▶ Dataset items:

——

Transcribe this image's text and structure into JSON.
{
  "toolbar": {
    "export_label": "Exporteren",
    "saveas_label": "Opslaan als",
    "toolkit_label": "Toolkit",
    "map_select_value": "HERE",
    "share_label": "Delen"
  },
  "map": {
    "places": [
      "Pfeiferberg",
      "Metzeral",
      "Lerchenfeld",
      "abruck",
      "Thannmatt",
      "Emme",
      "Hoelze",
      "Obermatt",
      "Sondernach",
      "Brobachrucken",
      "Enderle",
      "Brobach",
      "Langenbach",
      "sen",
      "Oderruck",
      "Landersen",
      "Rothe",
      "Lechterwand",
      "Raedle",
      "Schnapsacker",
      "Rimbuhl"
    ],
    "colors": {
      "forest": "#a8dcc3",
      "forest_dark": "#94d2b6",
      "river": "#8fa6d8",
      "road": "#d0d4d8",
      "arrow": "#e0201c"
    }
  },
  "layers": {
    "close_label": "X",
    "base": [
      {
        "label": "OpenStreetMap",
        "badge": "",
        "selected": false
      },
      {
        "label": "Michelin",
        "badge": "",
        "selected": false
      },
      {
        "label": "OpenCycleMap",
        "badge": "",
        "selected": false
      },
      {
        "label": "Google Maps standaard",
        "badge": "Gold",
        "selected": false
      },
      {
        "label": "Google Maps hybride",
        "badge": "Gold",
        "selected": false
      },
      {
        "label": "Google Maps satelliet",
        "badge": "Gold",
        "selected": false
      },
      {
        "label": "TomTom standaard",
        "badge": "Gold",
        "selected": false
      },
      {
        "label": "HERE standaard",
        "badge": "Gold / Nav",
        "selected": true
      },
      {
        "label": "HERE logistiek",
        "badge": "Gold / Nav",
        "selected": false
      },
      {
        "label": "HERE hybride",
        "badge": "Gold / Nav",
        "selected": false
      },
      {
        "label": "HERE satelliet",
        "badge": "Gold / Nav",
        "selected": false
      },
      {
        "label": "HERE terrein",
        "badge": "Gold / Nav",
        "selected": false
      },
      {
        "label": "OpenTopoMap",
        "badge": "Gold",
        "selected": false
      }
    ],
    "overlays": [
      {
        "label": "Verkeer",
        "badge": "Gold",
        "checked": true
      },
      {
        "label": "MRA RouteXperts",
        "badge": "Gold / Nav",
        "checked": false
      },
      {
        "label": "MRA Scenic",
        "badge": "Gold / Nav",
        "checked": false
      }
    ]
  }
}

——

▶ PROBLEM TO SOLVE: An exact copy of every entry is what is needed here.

▶ TASK SOLUTION:
Transcribe this image's text and structure into JSON.
{
  "toolbar": {
    "export_label": "Exporteren",
    "saveas_label": "Opslaan als",
    "toolkit_label": "Toolkit",
    "map_select_value": "HERE",
    "share_label": "Delen"
  },
  "map": {
    "places": [
      "Pfeiferberg",
      "Metzeral",
      "Lerchenfeld",
      "abruck",
      "Thannmatt",
      "Emme",
      "Hoelze",
      "Obermatt",
      "Sondernach",
      "Brobachrucken",
      "Enderle",
      "Brobach",
      "Langenbach",
      "sen",
      "Oderruck",
      "Landersen",
      "Rothe",
      "Lechterwand",
      "Raedle",
      "Schnapsacker",
      "Rimbuhl"
    ],
    "colors": {
      "forest": "#a8dcc3",
      "forest_dark": "#94d2b6",
      "river": "#8fa6d8",
      "road": "#d0d4d8",
      "arrow": "#e0201c"
    }
  },
  "layers": {
    "close_label": "X",
    "base": [
      {
        "label": "OpenStreetMap",
        "badge": "",
        "selected": false
      },
      {
        "label": "Michelin",
        "badge": "",
        "selected": false
      },
      {
        "label": "OpenCycleMap",
        "badge": "",
        "selected": false
      },
      {
        "label": "Google Maps standaard",
        "badge": "Gold",
        "selected": false
      },
      {
        "label": "Google Maps hybride",
        "badge": "Gold",
        "selected": false
      },
      {
        "label": "Google Maps satelliet",
        "badge": "Gold",
        "selected": false
      },
      {
        "label": "TomTom standaard",
        "badge": "Gold",
        "selected": false
      },
      {
        "label": "HERE standaard",
        "badge": "Gold / Nav",
        "selected": true
      },
      {
        "label": "HERE logistiek",
        "badge": "Gold / Nav",
        "selected": false
      },
      {
        "label": "HERE hybride",
        "badge": "Gold / Nav",
        "selected": false
      },
      {
        "label": "HERE satelliet",
        "badge": "Gold / Nav",
        "selected": false
      },
      {
        "label": "HERE terrein",
        "badge": "Gold / Nav",
        "selected": false
      },
      {
        "label": "OpenTopoMap",
        "badge": "Gold",
        "selected": false
      }
    ],
    "overlays": [
      {
        "label": "Verkeer",
        "badge": "Gold",
        "checked": true
      },
      {
        "label": "MRA RouteXperts",
        "badge": "Gold / Nav",
        "checked": false
      },
      {
        "label": "MRA Scenic",
        "badge": "Gold / Nav",
        "checked": false
      }
    ]
  }
}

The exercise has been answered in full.